Cambodia keeps up the pressure on opposition in courts
Cambodia’s government and its opposition faced off in court and on the streets on Friday as political tensions around challenges to Prime Minister Hun Sen’s long-standing autocratic rule show no signs of easing.
The latest flashpoint is a case in the Phnom Penh Municipal Court against Kem Sokha, deputy leader of the Cambodia National Rescue Party, who could be sentenced to six months in prison if found guilty of ignoring a summons. He has said he won’t attend the session that started on Friday morning as hundreds of riot police gathered in front of the court and in front of the opposition headquarters.
The case is one of several hanging over leaders of the opposition in what is generally seen as an effort to disrupt their organising efforts ahead of local elections next June. The next general election is not until the middle of 2018, but holding power at the local level is an advantage when the national polls are held.
A statement issued this week by the UN High Commissioner for Human Rights expressed concern “about the escalating atmosphere of intimidation of opposition politicians, their supporters, civil society, and peaceful demonstrators in Cambodia”.
It noted “a host of legal charges” faced by Kem Sokha and 29 other opposition supporters.
It said 14 of them had been given heavy prison sentences despite raise serious concerns about the fairness of the proceedings. “We urge the authorities to adhere strictly to international fair trial standards during the criminal proceedings.”
One victim of the legal assault on the opposition has been charismatic opposition leader Sam Rainsy, who did not return from a trip abroad last November when an old conviction for defamation was restored and his parliamentary immunity was stripped by the government’s legislative majority. It had been generally assumed that the conviction, carrying a two-year prison sentence, had been lifted by a 2013 pardon which allowed Sam Rainsy to return from a previous period of self-exile.

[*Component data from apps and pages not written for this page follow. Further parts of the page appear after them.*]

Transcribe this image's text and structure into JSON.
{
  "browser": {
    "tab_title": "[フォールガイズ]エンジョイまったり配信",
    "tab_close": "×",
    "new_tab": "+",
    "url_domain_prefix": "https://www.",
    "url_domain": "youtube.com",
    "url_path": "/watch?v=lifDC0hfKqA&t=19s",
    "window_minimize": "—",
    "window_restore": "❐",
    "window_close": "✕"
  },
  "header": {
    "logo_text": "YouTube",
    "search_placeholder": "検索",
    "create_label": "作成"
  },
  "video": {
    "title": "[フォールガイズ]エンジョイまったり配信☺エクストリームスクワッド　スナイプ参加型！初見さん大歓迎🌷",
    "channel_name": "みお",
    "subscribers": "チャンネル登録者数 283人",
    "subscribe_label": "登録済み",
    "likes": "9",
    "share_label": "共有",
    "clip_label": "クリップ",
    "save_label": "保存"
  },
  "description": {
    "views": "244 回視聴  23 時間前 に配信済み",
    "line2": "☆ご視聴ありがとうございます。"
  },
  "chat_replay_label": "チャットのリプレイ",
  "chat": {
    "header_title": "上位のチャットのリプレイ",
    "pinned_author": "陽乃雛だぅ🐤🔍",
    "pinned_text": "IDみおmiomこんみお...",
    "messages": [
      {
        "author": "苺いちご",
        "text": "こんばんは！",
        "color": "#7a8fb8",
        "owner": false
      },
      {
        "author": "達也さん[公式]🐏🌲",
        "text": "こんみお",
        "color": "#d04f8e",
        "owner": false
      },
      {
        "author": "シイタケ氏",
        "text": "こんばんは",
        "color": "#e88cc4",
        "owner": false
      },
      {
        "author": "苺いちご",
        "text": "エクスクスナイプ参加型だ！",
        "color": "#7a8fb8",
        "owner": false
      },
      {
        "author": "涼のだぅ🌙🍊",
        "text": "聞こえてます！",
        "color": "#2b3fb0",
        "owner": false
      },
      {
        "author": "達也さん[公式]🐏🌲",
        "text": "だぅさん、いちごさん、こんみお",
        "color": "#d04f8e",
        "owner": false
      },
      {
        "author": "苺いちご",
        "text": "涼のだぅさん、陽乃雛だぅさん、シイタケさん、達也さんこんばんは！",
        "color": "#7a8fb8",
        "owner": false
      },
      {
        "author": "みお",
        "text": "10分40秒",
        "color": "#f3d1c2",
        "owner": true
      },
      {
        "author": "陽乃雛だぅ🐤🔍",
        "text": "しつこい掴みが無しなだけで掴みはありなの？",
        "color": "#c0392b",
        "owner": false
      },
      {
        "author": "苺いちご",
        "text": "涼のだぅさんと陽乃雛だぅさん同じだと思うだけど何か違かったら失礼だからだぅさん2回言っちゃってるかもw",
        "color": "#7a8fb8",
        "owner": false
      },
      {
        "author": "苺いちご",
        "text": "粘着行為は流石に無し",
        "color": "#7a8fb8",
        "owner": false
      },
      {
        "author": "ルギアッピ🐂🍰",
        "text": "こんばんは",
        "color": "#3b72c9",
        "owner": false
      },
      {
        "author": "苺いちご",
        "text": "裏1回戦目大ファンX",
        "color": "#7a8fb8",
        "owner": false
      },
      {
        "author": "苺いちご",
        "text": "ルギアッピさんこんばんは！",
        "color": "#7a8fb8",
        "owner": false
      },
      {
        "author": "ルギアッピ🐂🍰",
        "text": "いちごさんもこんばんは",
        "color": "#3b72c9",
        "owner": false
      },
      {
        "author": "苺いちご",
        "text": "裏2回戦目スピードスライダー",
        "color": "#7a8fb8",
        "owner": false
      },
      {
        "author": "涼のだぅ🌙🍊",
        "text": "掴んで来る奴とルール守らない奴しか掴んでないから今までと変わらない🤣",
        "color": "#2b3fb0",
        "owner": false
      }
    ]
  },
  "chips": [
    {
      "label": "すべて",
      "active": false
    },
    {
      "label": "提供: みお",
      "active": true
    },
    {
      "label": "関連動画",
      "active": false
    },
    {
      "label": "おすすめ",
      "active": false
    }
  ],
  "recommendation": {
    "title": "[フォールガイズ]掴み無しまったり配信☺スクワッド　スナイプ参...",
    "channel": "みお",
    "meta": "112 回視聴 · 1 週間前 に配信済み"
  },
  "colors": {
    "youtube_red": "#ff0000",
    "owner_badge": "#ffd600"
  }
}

He also faces a stack of separate charges that could put him away for 17 years.
Activists and non-governmental organisations, which are generally critical of the government, have come in for similar kinds of legal pressures. Physical force has also been applied.
Two opposition lawmakers were beaten up by a pro-government mob last year, and the murder of a prominent social critic, Kem Ley in July, allegedly by a man to whom he owed money, is widely regarded with suspicion.
Kem Sokha has been holed up in his party’s headquarters for several months to avoid arrest, protected by a crowd of supporters. Opposition spokesman Yim Sovann said he will not appear at Friday’s trial because the charges against him are politically motivated and the lifting of his parliamentary immunity was illegal.
The opposition has called on its followers to turn out to protest. It has strong support in the capital and street demonstrations have traditionally been an effective form of push back. But recent efforts to take to the streets have been thwarted by a government show of force.
Hun Sen has been Cambodia’s leader for three decades. But in a general election in 2013, it seemed his grip on power was shaken when the Cambodia National Rescue Party mounted a strong challenge, winning 55 seats in the National Assembly and leaving Hun Sen’s Cambodian People’s Party with 68. The opposition claimed they had been cheated, and staged a boycott of parliament. Seeking to shore up his legitimacy, Hun Sen reached a political truce with them in 2014, making some minor concessions over electoral and parliamentary procedure.
But relations between the government and the opposition deteriorated last year after the opposition tried to exploit a volatile issue by accusing neighbouring Vietnam, with which Hun Sen’s government maintains good relations, of land encroachment. The move proved politically popular, and the government reacted by stepping up intimidation of the opposition party in the courts, which are seen as being under its influence.
Hun Sen’s party was often accused of using violence or the threat of violence against opponents, but in recent years has stalked its foes mostly in the courts. The case against Kem Sokha, involving allegations of illicit love affairs, is an elaborate one.
It began with recordings of intimate phone calls posted anonymously on the internet, and has resulted in a series of charges and countercharges that included an alleged paramour of Kem Sokha being charged with prostitution.